> _WHAT TO DO_:
Search the listing below, and show each line that includes the word "plugin".

------------------------------------------------------------------------

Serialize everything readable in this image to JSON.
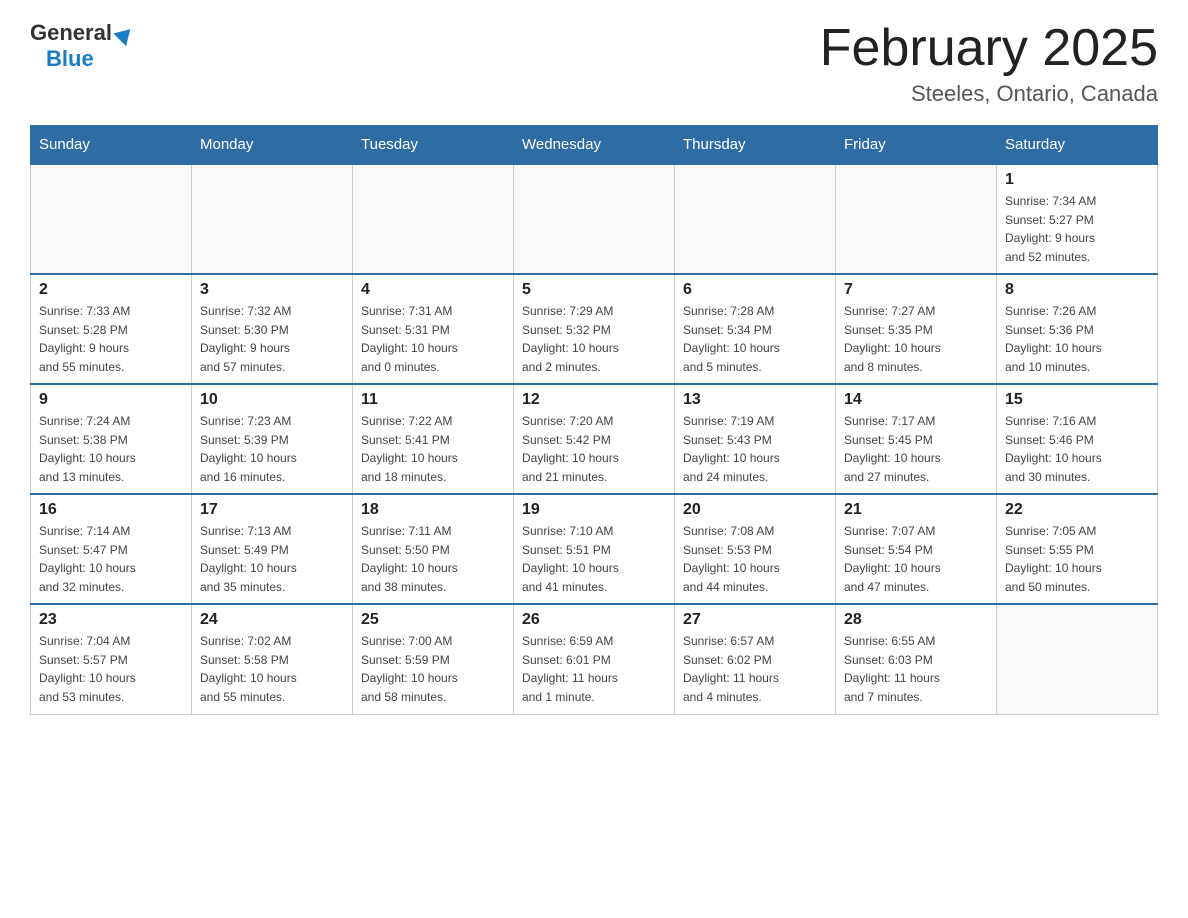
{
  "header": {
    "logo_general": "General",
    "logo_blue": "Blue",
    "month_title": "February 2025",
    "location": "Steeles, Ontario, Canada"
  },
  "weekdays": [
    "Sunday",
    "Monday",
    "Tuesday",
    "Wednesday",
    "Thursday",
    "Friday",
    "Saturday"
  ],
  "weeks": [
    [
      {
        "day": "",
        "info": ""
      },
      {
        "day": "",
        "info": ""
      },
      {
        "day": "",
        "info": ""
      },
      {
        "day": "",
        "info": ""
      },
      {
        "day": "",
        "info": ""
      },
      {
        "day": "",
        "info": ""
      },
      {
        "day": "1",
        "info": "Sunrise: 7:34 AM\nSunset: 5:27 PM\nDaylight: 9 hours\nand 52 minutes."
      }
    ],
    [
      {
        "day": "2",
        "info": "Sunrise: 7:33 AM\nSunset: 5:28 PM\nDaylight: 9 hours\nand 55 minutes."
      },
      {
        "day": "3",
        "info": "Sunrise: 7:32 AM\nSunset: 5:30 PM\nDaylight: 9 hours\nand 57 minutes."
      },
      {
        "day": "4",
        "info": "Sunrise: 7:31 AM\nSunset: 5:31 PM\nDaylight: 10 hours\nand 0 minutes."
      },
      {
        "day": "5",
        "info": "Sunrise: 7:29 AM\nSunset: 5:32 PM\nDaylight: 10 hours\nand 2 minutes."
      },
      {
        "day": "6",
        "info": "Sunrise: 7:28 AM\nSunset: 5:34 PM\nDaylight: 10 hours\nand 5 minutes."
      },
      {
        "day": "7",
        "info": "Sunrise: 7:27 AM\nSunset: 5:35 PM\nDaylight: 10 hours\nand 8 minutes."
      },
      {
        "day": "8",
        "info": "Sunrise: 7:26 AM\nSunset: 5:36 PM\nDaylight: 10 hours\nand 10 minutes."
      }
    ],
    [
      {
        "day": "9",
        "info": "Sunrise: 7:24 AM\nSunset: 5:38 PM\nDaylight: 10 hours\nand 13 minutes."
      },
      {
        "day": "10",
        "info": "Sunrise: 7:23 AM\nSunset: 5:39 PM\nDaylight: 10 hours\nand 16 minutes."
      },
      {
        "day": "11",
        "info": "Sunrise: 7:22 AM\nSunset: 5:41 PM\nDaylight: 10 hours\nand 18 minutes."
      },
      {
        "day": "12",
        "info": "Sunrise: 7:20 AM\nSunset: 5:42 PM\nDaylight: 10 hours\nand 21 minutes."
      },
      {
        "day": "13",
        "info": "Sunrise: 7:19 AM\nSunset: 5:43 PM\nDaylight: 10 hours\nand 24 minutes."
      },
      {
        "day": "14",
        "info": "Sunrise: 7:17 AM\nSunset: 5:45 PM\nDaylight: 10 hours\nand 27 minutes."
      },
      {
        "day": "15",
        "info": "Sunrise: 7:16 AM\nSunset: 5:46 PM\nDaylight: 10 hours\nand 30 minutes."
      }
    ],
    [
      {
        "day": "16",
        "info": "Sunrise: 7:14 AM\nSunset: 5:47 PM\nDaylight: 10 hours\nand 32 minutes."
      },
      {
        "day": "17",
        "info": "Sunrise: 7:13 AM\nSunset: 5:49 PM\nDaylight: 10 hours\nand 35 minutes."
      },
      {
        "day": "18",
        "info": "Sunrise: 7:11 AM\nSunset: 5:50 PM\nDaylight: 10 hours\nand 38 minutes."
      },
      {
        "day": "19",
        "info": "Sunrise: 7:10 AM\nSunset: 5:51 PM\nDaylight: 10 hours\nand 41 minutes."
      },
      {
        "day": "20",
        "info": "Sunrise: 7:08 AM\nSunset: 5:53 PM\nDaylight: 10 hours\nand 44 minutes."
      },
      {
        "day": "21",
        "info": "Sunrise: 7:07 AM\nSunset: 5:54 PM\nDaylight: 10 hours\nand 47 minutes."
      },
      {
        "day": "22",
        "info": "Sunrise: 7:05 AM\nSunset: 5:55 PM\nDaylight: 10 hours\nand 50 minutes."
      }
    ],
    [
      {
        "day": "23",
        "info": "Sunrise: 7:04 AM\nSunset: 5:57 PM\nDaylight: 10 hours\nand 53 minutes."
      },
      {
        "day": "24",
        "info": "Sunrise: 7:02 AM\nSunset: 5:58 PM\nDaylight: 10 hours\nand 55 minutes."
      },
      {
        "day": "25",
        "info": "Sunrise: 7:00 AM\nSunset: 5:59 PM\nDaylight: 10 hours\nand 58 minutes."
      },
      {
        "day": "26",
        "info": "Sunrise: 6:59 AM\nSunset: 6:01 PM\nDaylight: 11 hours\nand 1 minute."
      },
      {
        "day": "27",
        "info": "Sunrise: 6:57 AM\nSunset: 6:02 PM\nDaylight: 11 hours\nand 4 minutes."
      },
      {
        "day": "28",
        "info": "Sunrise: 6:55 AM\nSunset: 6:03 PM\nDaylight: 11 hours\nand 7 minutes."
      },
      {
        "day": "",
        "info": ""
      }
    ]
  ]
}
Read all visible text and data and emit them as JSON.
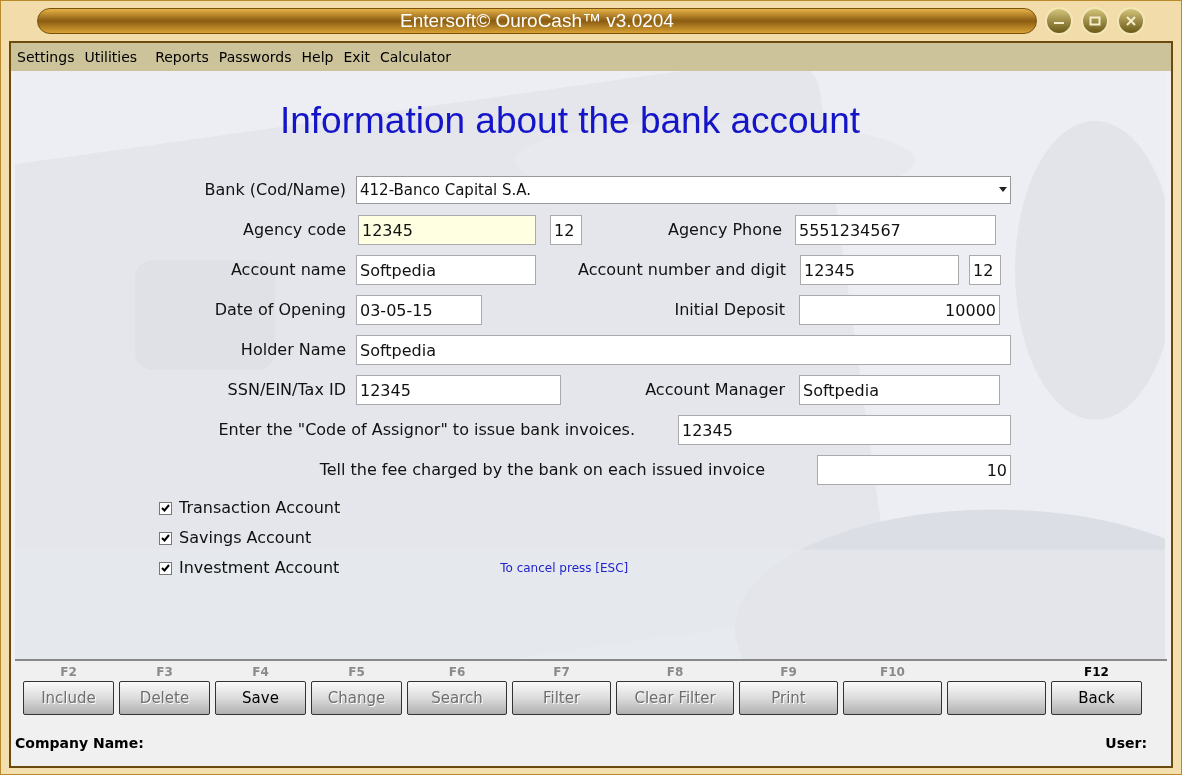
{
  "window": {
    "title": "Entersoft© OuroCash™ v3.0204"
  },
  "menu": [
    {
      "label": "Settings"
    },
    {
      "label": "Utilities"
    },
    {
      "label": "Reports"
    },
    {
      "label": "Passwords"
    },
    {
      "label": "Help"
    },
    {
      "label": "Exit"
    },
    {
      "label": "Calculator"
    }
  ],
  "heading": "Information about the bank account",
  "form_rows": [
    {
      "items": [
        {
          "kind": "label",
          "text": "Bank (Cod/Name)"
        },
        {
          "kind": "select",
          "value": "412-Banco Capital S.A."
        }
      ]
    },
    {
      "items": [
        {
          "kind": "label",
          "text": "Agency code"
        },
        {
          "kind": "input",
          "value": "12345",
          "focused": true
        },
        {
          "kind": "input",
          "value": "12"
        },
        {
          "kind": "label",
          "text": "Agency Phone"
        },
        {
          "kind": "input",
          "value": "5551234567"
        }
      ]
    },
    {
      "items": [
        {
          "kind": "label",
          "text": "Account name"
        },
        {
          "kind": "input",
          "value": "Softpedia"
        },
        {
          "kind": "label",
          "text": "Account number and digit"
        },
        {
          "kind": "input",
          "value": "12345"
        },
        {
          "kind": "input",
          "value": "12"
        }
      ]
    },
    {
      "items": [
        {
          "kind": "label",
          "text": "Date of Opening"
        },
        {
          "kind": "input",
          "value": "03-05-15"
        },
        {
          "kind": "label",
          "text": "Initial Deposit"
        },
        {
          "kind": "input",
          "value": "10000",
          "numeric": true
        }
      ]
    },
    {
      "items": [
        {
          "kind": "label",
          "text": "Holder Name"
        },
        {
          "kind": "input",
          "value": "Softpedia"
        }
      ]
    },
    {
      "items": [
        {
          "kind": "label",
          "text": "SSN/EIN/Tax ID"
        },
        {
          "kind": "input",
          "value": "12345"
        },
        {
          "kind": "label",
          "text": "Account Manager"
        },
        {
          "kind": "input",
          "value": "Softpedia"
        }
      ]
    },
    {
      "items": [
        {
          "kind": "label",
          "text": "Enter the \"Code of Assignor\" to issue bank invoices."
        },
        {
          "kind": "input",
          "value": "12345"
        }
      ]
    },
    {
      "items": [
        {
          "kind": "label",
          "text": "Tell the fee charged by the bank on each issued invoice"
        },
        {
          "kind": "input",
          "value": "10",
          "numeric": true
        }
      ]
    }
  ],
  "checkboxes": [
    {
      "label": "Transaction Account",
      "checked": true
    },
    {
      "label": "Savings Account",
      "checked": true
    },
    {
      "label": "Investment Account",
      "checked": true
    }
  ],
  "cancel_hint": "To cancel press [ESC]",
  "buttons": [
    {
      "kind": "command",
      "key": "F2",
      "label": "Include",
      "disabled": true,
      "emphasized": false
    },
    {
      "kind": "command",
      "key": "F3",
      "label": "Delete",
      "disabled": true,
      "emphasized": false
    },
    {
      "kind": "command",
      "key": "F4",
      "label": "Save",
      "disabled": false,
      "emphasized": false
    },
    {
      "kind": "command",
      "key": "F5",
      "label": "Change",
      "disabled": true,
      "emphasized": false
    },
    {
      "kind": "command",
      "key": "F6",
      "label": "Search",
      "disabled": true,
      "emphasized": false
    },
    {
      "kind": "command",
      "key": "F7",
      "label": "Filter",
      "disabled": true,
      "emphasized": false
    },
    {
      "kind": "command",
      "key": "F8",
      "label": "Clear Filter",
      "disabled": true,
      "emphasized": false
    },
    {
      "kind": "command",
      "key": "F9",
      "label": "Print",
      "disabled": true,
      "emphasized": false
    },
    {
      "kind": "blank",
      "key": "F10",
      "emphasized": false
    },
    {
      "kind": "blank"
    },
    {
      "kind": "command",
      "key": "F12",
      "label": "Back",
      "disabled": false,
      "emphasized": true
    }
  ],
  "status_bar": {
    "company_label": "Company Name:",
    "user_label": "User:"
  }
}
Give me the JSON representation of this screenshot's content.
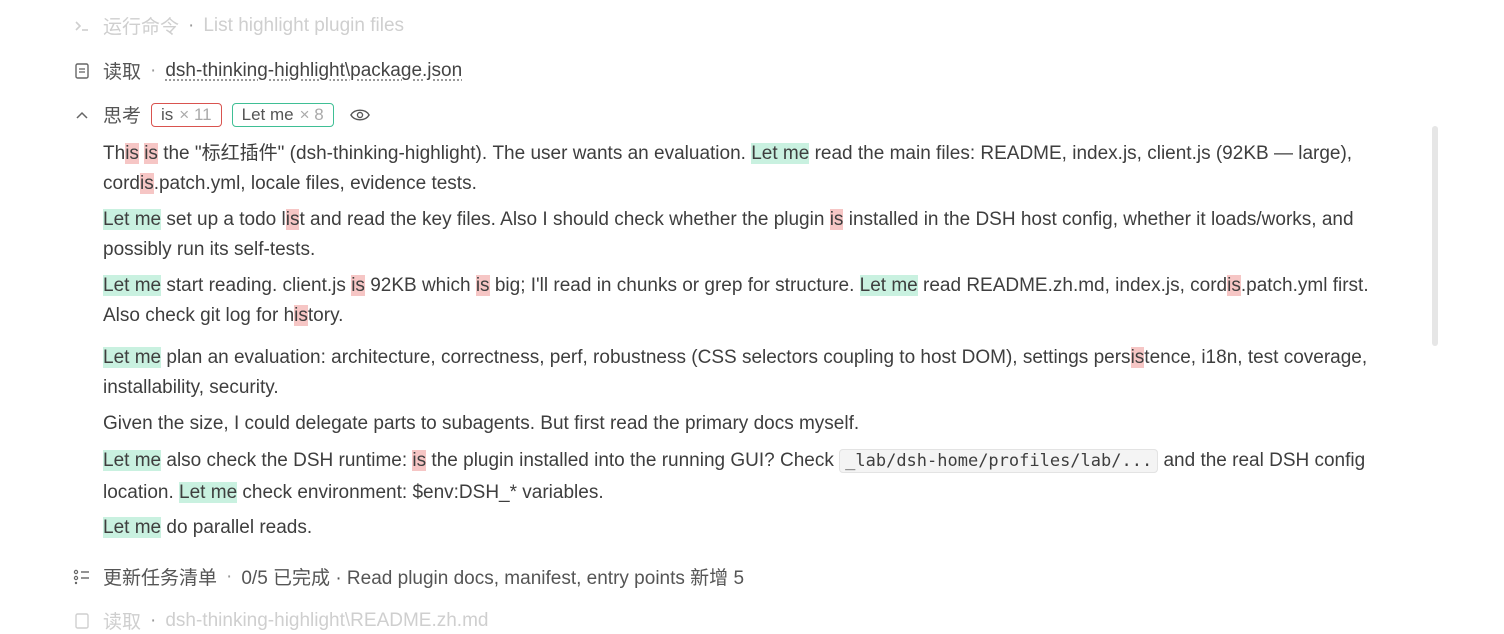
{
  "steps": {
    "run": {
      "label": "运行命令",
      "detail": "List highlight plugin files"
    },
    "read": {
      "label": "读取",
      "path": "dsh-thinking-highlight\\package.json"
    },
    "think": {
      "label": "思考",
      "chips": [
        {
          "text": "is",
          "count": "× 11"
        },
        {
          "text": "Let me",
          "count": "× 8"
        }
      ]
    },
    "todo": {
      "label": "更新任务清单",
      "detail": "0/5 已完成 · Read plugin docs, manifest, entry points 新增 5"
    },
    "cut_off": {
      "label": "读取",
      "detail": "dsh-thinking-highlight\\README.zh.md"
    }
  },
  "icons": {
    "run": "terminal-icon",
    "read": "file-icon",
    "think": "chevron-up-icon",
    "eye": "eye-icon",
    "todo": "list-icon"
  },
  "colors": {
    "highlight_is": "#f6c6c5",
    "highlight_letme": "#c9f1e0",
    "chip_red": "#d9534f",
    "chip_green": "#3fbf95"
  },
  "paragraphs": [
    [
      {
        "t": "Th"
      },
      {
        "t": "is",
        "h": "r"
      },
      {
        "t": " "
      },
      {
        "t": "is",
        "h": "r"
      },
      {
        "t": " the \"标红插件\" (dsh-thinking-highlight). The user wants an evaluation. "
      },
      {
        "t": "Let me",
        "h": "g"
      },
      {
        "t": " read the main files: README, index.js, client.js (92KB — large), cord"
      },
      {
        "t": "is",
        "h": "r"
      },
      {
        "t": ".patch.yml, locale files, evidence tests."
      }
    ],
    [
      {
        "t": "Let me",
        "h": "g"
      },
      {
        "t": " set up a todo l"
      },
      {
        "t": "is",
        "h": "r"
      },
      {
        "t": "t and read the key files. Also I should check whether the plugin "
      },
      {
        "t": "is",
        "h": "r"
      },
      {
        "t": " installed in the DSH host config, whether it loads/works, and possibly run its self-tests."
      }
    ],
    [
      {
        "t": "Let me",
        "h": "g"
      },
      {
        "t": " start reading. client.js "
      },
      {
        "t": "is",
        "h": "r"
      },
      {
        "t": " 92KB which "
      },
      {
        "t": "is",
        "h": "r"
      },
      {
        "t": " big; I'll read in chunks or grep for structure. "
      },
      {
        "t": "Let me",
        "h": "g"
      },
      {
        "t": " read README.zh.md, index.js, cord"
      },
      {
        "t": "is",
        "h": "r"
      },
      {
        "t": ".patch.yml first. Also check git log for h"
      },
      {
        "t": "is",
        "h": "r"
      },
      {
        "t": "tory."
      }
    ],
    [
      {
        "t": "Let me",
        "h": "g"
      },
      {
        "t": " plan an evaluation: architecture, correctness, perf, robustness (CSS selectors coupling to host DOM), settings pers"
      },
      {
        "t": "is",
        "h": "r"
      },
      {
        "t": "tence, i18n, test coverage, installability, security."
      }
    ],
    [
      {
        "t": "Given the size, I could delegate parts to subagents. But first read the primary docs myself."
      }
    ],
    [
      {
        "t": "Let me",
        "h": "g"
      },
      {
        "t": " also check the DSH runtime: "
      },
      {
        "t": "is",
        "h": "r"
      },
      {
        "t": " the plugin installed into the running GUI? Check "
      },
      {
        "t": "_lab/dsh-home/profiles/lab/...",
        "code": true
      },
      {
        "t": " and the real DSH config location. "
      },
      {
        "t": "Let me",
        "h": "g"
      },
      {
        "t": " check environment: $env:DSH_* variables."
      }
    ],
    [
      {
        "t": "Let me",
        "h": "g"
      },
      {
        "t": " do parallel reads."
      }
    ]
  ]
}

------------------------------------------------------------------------

> _SOLUTION_:
      "detail": "List highlight plugin files"
      "detail": "0/5 已完成 · Read plugin docs, manifest, entry points 新增 5"
        "t": "t and read the key files. Also I should check whether the plugin "
        "t": " the plugin installed into the running GUI? Check "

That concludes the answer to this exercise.